Items from a data source:
# # #

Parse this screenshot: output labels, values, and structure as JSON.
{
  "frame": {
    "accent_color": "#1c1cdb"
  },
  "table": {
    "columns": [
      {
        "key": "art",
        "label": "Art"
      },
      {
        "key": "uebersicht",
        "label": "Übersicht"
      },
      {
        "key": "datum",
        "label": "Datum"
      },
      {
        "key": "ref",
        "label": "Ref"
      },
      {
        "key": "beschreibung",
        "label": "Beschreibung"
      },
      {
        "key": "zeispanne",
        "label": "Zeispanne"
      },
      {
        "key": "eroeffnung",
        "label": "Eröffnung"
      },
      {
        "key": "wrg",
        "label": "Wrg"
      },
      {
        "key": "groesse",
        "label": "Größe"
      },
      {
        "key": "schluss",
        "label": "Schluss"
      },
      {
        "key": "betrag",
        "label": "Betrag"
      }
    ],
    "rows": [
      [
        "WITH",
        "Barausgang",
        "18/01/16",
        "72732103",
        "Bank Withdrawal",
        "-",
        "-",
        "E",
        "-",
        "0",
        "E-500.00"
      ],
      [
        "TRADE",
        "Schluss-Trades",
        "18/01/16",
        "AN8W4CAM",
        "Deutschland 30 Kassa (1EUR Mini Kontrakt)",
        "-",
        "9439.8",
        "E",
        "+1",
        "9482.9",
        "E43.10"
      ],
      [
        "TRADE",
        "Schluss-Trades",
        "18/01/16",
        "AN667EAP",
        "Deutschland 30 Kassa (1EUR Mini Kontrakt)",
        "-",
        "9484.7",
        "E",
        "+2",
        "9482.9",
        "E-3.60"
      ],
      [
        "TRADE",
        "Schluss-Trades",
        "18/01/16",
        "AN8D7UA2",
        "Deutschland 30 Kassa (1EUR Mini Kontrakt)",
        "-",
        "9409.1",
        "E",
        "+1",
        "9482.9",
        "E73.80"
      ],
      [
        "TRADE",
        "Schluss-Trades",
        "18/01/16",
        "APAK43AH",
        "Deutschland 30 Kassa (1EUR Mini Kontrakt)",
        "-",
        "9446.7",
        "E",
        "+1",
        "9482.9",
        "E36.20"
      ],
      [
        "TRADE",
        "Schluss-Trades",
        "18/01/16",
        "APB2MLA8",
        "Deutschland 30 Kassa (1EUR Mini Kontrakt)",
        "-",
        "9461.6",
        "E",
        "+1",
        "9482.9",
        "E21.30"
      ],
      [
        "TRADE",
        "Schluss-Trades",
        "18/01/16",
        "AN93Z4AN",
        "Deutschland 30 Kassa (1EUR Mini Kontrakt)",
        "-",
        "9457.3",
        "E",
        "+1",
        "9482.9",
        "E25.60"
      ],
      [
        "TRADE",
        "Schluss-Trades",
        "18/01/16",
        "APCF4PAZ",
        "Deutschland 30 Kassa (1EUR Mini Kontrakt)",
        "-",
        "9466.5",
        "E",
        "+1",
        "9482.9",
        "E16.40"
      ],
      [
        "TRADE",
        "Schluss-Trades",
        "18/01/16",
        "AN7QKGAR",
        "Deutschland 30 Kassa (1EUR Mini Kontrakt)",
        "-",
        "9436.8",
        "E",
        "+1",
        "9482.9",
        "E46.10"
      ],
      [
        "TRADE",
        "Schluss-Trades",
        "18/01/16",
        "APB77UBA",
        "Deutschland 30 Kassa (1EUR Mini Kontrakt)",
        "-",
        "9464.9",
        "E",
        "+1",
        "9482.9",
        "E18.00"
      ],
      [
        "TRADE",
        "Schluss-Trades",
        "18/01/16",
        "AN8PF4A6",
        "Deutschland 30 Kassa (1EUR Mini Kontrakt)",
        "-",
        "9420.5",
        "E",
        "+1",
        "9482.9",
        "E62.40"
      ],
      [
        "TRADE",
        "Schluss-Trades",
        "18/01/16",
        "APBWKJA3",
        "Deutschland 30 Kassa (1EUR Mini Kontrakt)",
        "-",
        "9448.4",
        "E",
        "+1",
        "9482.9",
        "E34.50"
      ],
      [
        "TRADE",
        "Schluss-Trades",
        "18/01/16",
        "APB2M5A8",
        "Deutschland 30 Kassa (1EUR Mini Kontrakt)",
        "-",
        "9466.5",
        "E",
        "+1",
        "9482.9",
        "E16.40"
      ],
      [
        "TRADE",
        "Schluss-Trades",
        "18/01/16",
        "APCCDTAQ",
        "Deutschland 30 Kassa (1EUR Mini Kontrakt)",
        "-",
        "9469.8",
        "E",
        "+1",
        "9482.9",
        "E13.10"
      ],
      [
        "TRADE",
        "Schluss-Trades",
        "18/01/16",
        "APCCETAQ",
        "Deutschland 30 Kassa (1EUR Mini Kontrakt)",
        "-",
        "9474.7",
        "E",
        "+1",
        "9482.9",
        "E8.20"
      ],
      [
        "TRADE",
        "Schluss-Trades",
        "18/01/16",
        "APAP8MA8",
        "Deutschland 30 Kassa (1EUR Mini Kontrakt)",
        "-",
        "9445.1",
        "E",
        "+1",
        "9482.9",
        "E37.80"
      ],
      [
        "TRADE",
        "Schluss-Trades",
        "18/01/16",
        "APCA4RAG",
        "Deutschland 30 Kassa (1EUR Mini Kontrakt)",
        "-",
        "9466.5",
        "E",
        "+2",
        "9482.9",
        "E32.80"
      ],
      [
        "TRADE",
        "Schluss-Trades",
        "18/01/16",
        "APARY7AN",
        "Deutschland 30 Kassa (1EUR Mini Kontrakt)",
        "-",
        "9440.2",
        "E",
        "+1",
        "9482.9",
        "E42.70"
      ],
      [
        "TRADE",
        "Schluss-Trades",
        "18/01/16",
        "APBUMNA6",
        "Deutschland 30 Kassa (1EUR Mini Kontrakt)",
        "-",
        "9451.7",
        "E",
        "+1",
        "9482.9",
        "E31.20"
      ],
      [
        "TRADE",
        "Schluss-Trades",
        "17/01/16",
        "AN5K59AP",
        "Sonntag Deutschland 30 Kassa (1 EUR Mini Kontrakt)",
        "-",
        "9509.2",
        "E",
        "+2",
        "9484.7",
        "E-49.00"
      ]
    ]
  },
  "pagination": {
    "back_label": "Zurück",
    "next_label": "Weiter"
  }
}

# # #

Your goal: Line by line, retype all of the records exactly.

Exercise output:
Parse this screenshot: output labels, values, and structure as JSON.
{
  "frame": {
    "accent_color": "#1c1cdb"
  },
  "table": {
    "columns": [
      {
        "key": "art",
        "label": "Art"
      },
      {
        "key": "uebersicht",
        "label": "Übersicht"
      },
      {
        "key": "datum",
        "label": "Datum"
      },
      {
        "key": "ref",
        "label": "Ref"
      },
      {
        "key": "beschreibung",
        "label": "Beschreibung"
      },
      {
        "key": "zeispanne",
        "label": "Zeispanne"
      },
      {
        "key": "eroeffnung",
        "label": "Eröffnung"
      },
      {
        "key": "wrg",
        "label": "Wrg"
      },
      {
        "key": "groesse",
        "label": "Größe"
      },
      {
        "key": "schluss",
        "label": "Schluss"
      },
      {
        "key": "betrag",
        "label": "Betrag"
      }
    ],
    "rows": [
      [
        "WITH",
        "Barausgang",
        "18/01/16",
        "72732103",
        "Bank Withdrawal",
        "-",
        "-",
        "E",
        "-",
        "0",
        "E-500.00"
      ],
      [
        "TRADE",
        "Schluss-Trades",
        "18/01/16",
        "AN8W4CAM",
        "Deutschland 30 Kassa (1EUR Mini Kontrakt)",
        "-",
        "9439.8",
        "E",
        "+1",
        "9482.9",
        "E43.10"
      ],
      [
        "TRADE",
        "Schluss-Trades",
        "18/01/16",
        "AN667EAP",
        "Deutschland 30 Kassa (1EUR Mini Kontrakt)",
        "-",
        "9484.7",
        "E",
        "+2",
        "9482.9",
        "E-3.60"
      ],
      [
        "TRADE",
        "Schluss-Trades",
        "18/01/16",
        "AN8D7UA2",
        "Deutschland 30 Kassa (1EUR Mini Kontrakt)",
        "-",
        "9409.1",
        "E",
        "+1",
        "9482.9",
        "E73.80"
      ],
      [
        "TRADE",
        "Schluss-Trades",
        "18/01/16",
        "APAK43AH",
        "Deutschland 30 Kassa (1EUR Mini Kontrakt)",
        "-",
        "9446.7",
        "E",
        "+1",
        "9482.9",
        "E36.20"
      ],
      [
        "TRADE",
        "Schluss-Trades",
        "18/01/16",
        "APB2MLA8",
        "Deutschland 30 Kassa (1EUR Mini Kontrakt)",
        "-",
        "9461.6",
        "E",
        "+1",
        "9482.9",
        "E21.30"
      ],
      [
        "TRADE",
        "Schluss-Trades",
        "18/01/16",
        "AN93Z4AN",
        "Deutschland 30 Kassa (1EUR Mini Kontrakt)",
        "-",
        "9457.3",
        "E",
        "+1",
        "9482.9",
        "E25.60"
      ],
      [
        "TRADE",
        "Schluss-Trades",
        "18/01/16",
        "APCF4PAZ",
        "Deutschland 30 Kassa (1EUR Mini Kontrakt)",
        "-",
        "9466.5",
        "E",
        "+1",
        "9482.9",
        "E16.40"
      ],
      [
        "TRADE",
        "Schluss-Trades",
        "18/01/16",
        "AN7QKGAR",
        "Deutschland 30 Kassa (1EUR Mini Kontrakt)",
        "-",
        "9436.8",
        "E",
        "+1",
        "9482.9",
        "E46.10"
      ],
      [
        "TRADE",
        "Schluss-Trades",
        "18/01/16",
        "APB77UBA",
        "Deutschland 30 Kassa (1EUR Mini Kontrakt)",
        "-",
        "9464.9",
        "E",
        "+1",
        "9482.9",
        "E18.00"
      ],
      [
        "TRADE",
        "Schluss-Trades",
        "18/01/16",
        "AN8PF4A6",
        "Deutschland 30 Kassa (1EUR Mini Kontrakt)",
        "-",
        "9420.5",
        "E",
        "+1",
        "9482.9",
        "E62.40"
      ],
      [
        "TRADE",
        "Schluss-Trades",
        "18/01/16",
        "APBWKJA3",
        "Deutschland 30 Kassa (1EUR Mini Kontrakt)",
        "-",
        "9448.4",
        "E",
        "+1",
        "9482.9",
        "E34.50"
      ],
      [
        "TRADE",
        "Schluss-Trades",
        "18/01/16",
        "APB2M5A8",
        "Deutschland 30 Kassa (1EUR Mini Kontrakt)",
        "-",
        "9466.5",
        "E",
        "+1",
        "9482.9",
        "E16.40"
      ],
      [
        "TRADE",
        "Schluss-Trades",
        "18/01/16",
        "APCCDTAQ",
        "Deutschland 30 Kassa (1EUR Mini Kontrakt)",
        "-",
        "9469.8",
        "E",
        "+1",
        "9482.9",
        "E13.10"
      ],
      [
        "TRADE",
        "Schluss-Trades",
        "18/01/16",
        "APCCETAQ",
        "Deutschland 30 Kassa (1EUR Mini Kontrakt)",
        "-",
        "9474.7",
        "E",
        "+1",
        "9482.9",
        "E8.20"
      ],
      [
        "TRADE",
        "Schluss-Trades",
        "18/01/16",
        "APAP8MA8",
        "Deutschland 30 Kassa (1EUR Mini Kontrakt)",
        "-",
        "9445.1",
        "E",
        "+1",
        "9482.9",
        "E37.80"
      ],
      [
        "TRADE",
        "Schluss-Trades",
        "18/01/16",
        "APCA4RAG",
        "Deutschland 30 Kassa (1EUR Mini Kontrakt)",
        "-",
        "9466.5",
        "E",
        "+2",
        "9482.9",
        "E32.80"
      ],
      [
        "TRADE",
        "Schluss-Trades",
        "18/01/16",
        "APARY7AN",
        "Deutschland 30 Kassa (1EUR Mini Kontrakt)",
        "-",
        "9440.2",
        "E",
        "+1",
        "9482.9",
        "E42.70"
      ],
      [
        "TRADE",
        "Schluss-Trades",
        "18/01/16",
        "APBUMNA6",
        "Deutschland 30 Kassa (1EUR Mini Kontrakt)",
        "-",
        "9451.7",
        "E",
        "+1",
        "9482.9",
        "E31.20"
      ],
      [
        "TRADE",
        "Schluss-Trades",
        "17/01/16",
        "AN5K59AP",
        "Sonntag Deutschland 30 Kassa (1 EUR Mini Kontrakt)",
        "-",
        "9509.2",
        "E",
        "+2",
        "9484.7",
        "E-49.00"
      ]
    ]
  },
  "pagination": {
    "back_label": "Zurück",
    "next_label": "Weiter"
  }
}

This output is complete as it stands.